- Christianity and Imperialism in Modern Japan: Empire for God by Emily Anderson
The theologian H. Richard Niebuhr famously argued that Christian communities have faced an “enduring problem” since the days of the early church: Christian converts have had to choose between the demands of the “universal” church and their particular cultural heritage. The nineteenth century was no different. In a century dominated by nationalism, Christians across the globe—from German Catholics to Chinese Protestants—were accused of being a fifth column. Scholars of global Christianity have thus asked: How did Christians resolve the contradictions between nationalism and the universalist claims of Christianity?
In this elegantly written book, Emily Anderson offers a nuanced account of how Japanese Christians struggled with tensions between church and nation. Anderson begins her narrative in the 1890s, with the strengthening of Japanese imperial authority through the Imperial Rescript on Education, and ends it with the destruction of the Japanese Empire through war in 1945. By bookending the narrative with these two events, Anderson explores how members of one denomination in particular, the Nihon Kumiai Kirisuto Kyōkai, or the Japanese Congregational Church, understood and sought to explain the relationship between Christianity and imperialism, between religion and empire.
Why focus on the Kumiai Kyōkai? For one, the group has been overlooked in the historiography of Japanese Christianity. Traditional narratives have centered on figures such as Uchimura Kanzō and Kagawa Toyohiko, who criticized Western ecclesiastical structures and formed independent Japanese church groups. The literature has thus missed a large swath of Christians who belonged to a “conventional religious and ecclesiastical framework” and found in Christianity theological justification for Japanese imperialism (p. 8). Throughout the book, we see members of the denomination supporting, and in certain cases contributing to, Japanese imperial expansion, as in the Russo-Japanese War, [End Page 178] the colonization of Korea, the enlargement of the Japanese settlement in Shanghai, and the establishment of the puppet state of Manchukuo.
Anderson’s study of the Kumiai Kyōkai does more than correct historiographical oversight. The group’s decentralized denominational structure enabled theological diversity.
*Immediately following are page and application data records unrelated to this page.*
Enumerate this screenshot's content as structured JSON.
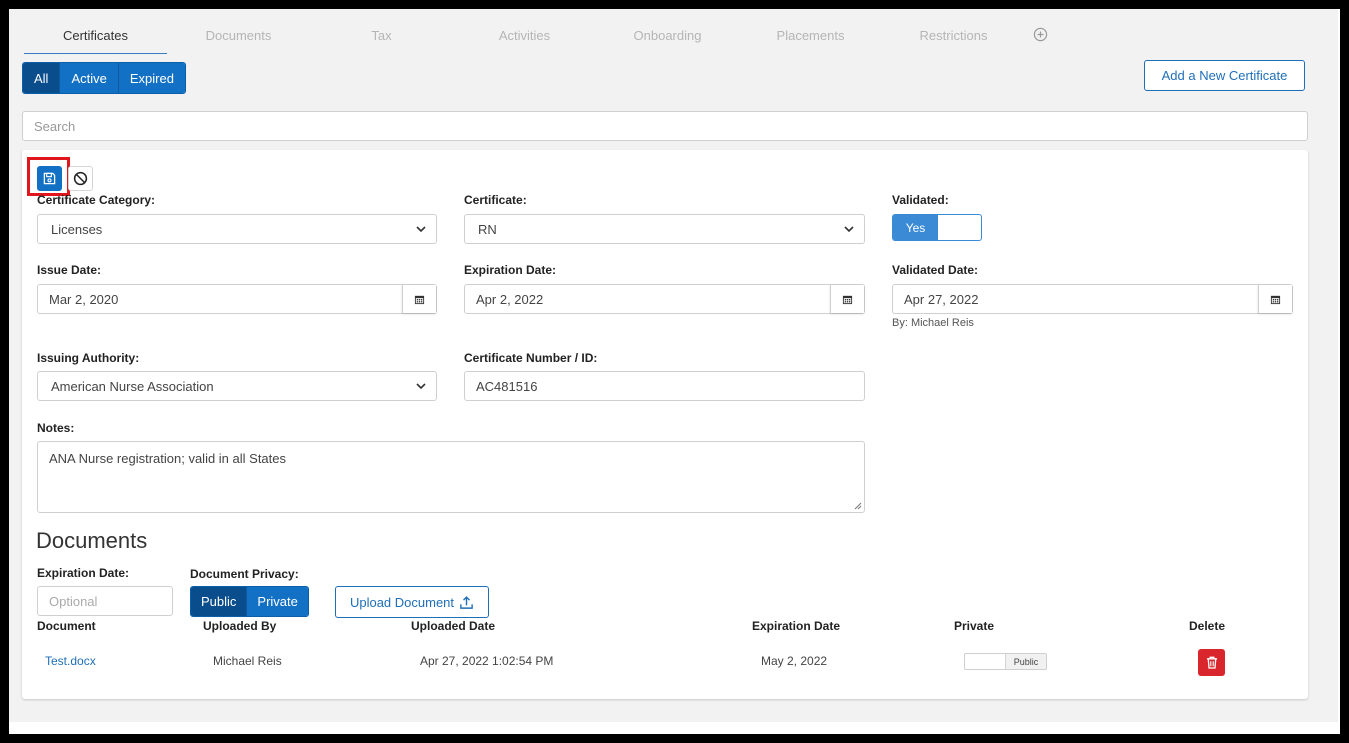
{
  "tabs": [
    {
      "label": "Certificates",
      "active": true
    },
    {
      "label": "Documents",
      "active": false
    },
    {
      "label": "Tax",
      "active": false
    },
    {
      "label": "Activities",
      "active": false
    },
    {
      "label": "Onboarding",
      "active": false
    },
    {
      "label": "Placements",
      "active": false
    },
    {
      "label": "Restrictions",
      "active": false
    }
  ],
  "filters": {
    "all": "All",
    "active": "Active",
    "expired": "Expired",
    "selected": "All"
  },
  "add_certificate_label": "Add a New Certificate",
  "search": {
    "placeholder": "Search",
    "value": ""
  },
  "form": {
    "category_label": "Certificate Category:",
    "category_value": "Licenses",
    "certificate_label": "Certificate:",
    "certificate_value": "RN",
    "validated_label": "Validated:",
    "validated_value": "Yes",
    "issue_date_label": "Issue Date:",
    "issue_date_value": "Mar 2, 2020",
    "expiration_date_label": "Expiration Date:",
    "expiration_date_value": "Apr 2, 2022",
    "validated_date_label": "Validated Date:",
    "validated_date_value": "Apr 27, 2022",
    "validated_by": "By: Michael Reis",
    "issuing_authority_label": "Issuing Authority:",
    "issuing_authority_value": "American Nurse Association",
    "cert_number_label": "Certificate Number / ID:",
    "cert_number_value": "AC481516",
    "notes_label": "Notes:",
    "notes_value": "ANA Nurse registration; valid in all States"
  },
  "documents": {
    "heading": "Documents",
    "expiration_label": "Expiration Date:",
    "expiration_placeholder": "Optional",
    "privacy_label": "Document Privacy:",
    "privacy_public": "Public",
    "privacy_private": "Private",
    "privacy_selected": "Public",
    "upload_label": "Upload Document",
    "columns": {
      "document": "Document",
      "uploaded_by": "Uploaded By",
      "uploaded_date": "Uploaded Date",
      "expiration_date": "Expiration Date",
      "private": "Private",
      "delete": "Delete"
    },
    "rows": [
      {
        "document": "Test.docx",
        "uploaded_by": "Michael Reis",
        "uploaded_date": "Apr 27, 2022 1:02:54 PM",
        "expiration_date": "May 2, 2022",
        "privacy": "Public"
      }
    ]
  },
  "colors": {
    "primary": "#1271c4",
    "primary_dark": "#0a4d8d",
    "danger": "#d9262c",
    "highlight": "#e0161c"
  },
  "icons": [
    "plus-circle-icon",
    "save-icon",
    "ban-icon",
    "chevron-down-icon",
    "calendar-icon",
    "upload-icon",
    "trash-icon"
  ]
}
In particular, Anderson uses the careers of two influential ministers in the Kumiai Kyōkai, Ebina Danjō (1856-1937) and his disciple Kashiwagi Gien (1860-1940), as a way to illuminate the divergent visions that Japanese Christians held of imperialism. In Ebina, Anderson finds a dogged supporter of Japanese overseas expansion. In contrast, Kashiwagi, while baptized by Ebina, became a bitter opponent. Kashiwagi wanted to turn Japan into a politically neutral, pacifist country—the Switzerland of Asia. The opposition between Ebina and Kashiwagi is the central conflict of the book, and Anderson tracks how they articulated their visions in various newspapers, journals, sermons, and also institutional settings.
The Kumiai Kyōkai’s involvement in Korea is indicative of the friction between the two stances. One faction within the group argued that Japanese Christianity was uniquely positioned to both Christianize and modernize Korea. Members of this faction aided the Japanese government in Korea by organizing festivals and rituals that trumpeted the benefits of the Japanese Empire. At the same time, in Japan, ministers such as Kashiwagi became increasingly vocal in their criticism of the Korea mission. The group never presented a united front in Korea.
Such a finding in itself—that some Christians supported Japanese Empire, while others criticized it—is not surprising. But what is innovative about Anderson’s study is her methodology. Particularly thrilling are the ways that she traces the diverse transnational influences on the theological and ideological positions of Japanese Christians. In her portrait, members of the group are deeply embedded within the transmission of global ideas. Ebina, for instance, was no provincial nationalist. He was thoroughly cosmopolitan: Anderson traces Ebina’s travels through Scotland, United States, and Korea, where he appealed to Japanese emigrants to synthesize Christianity with the spiritual ethic of Bushidō, the moral code of the samurai, which Ebina believed all Japanese could access since the Meiji reforms abolished the samurai class and revoked its privileges. Traveling abroad served to reinforce Ebina...